[7] Bacon, L., & Aphramor, L. (2011). Weight Science: Evaluating the Evidence for a Paradigm Shift. Nutrition Journal, 10(1), 9. https://doi.org/10.1186/1475-2891-10-9

[8]  Bacon, L., Keim, N. L., Van Loan, M. D., Derricote, M., Gale, B., Kazaks, A., & Stern, J. S. (2002). Evaluating a “non-diet” wellness intervention for improvement of metabolic fitness, psychological well-being and eating and activity behaviors. International Journal of Obesity and Related Disorders, 26(6), 854–865. http://dx.doi.org.ezproxy.lib.ryerson.ca/10.1038/sj.ijo.0802012

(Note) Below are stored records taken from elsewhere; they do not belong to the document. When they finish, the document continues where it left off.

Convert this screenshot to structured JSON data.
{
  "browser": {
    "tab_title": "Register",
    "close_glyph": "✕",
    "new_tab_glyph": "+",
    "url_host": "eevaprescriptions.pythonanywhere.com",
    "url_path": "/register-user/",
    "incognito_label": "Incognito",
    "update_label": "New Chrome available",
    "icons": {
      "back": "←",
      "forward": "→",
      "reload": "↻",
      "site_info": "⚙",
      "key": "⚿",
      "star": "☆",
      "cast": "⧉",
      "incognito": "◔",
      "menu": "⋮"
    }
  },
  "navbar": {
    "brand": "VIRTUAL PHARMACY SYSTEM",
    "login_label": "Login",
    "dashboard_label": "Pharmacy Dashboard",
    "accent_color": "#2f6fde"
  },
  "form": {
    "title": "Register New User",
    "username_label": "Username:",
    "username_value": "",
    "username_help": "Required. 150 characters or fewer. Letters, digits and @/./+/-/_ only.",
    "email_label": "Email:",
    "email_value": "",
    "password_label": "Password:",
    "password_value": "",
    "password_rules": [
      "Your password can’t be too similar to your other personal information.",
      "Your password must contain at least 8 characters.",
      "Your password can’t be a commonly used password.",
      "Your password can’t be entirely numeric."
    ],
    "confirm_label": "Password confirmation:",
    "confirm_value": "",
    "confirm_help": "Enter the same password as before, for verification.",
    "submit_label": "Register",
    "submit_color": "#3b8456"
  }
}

[9] Darragh, M. (2020). The ‘health at every size’ approach to health: A critical review. Journal of HEIA,  Vol. 6, No. 1. Retrieved from https://heia.com.au/wp-content/uploads/2020/09/Darragh_from-HEIA_Vol26No1.pdf 

[10] Penney, T. L., & Kirk, S. F. (2015). The health at every Size paradigm and obesity: Missing empirical evidence may help push the reframing Obesity debate forward. American Journal of Public Health, 105(5). doi:10.2105/ajph.2015.302552 

[11] Ulian, M. D., Aburad, L., Oliveira, M. S. da S., Poppe, A. C. M., Sabatini, F., Perez, I., Gualano, B., Benatti, F. B., Pinto, A. J., Roble, O. J., Vessoni, A., Sato, P. de M., Unsain, R. F., & Scagliusi, F. B. (2018). Effects of health at every size® interventions on health-related outcomes of people with overweight and obesity: A systematic review. Obesity Reviews, 19(12), 1659–1666. https://doi.org/10.1111/obr.12749

[12] Dugmore, J. A., Winten, C. G., Niven, H. E., & Bauer, J. (2020). Effects of weight-neutral approaches compared with traditional weight-loss approaches on behavioral, physical, and psychological health outcomes: A systematic review and meta-analysis. Nutrition Reviews, 78(1), 39–55. https://doi.org/10.1093/nutrit/nuz020

[13] Bacon, L., Stern, J.S., Van Loan, M.D. & Nancy L. Keim, N.L. (2005). Size Acceptance and Intuitive Eating Improve Health for Obese, Female Chronic Dieters. Journal of the American Dietetic Association, Volume 105, Issue 6, 2005, Pages 929-936, ISSN 0002-8223, https://doi.org/10.1016/j.jada.2005.03.011.

[14] Association for Size Diversity and Health [ASDAH]. ( 2020, October 16). The health at Every Size® (HAES®) APPROACH. Retrieved March 19, 2021, from https://asdah.org/health-at-every-size-haes-approach/

Pin It on Pinterest

Share This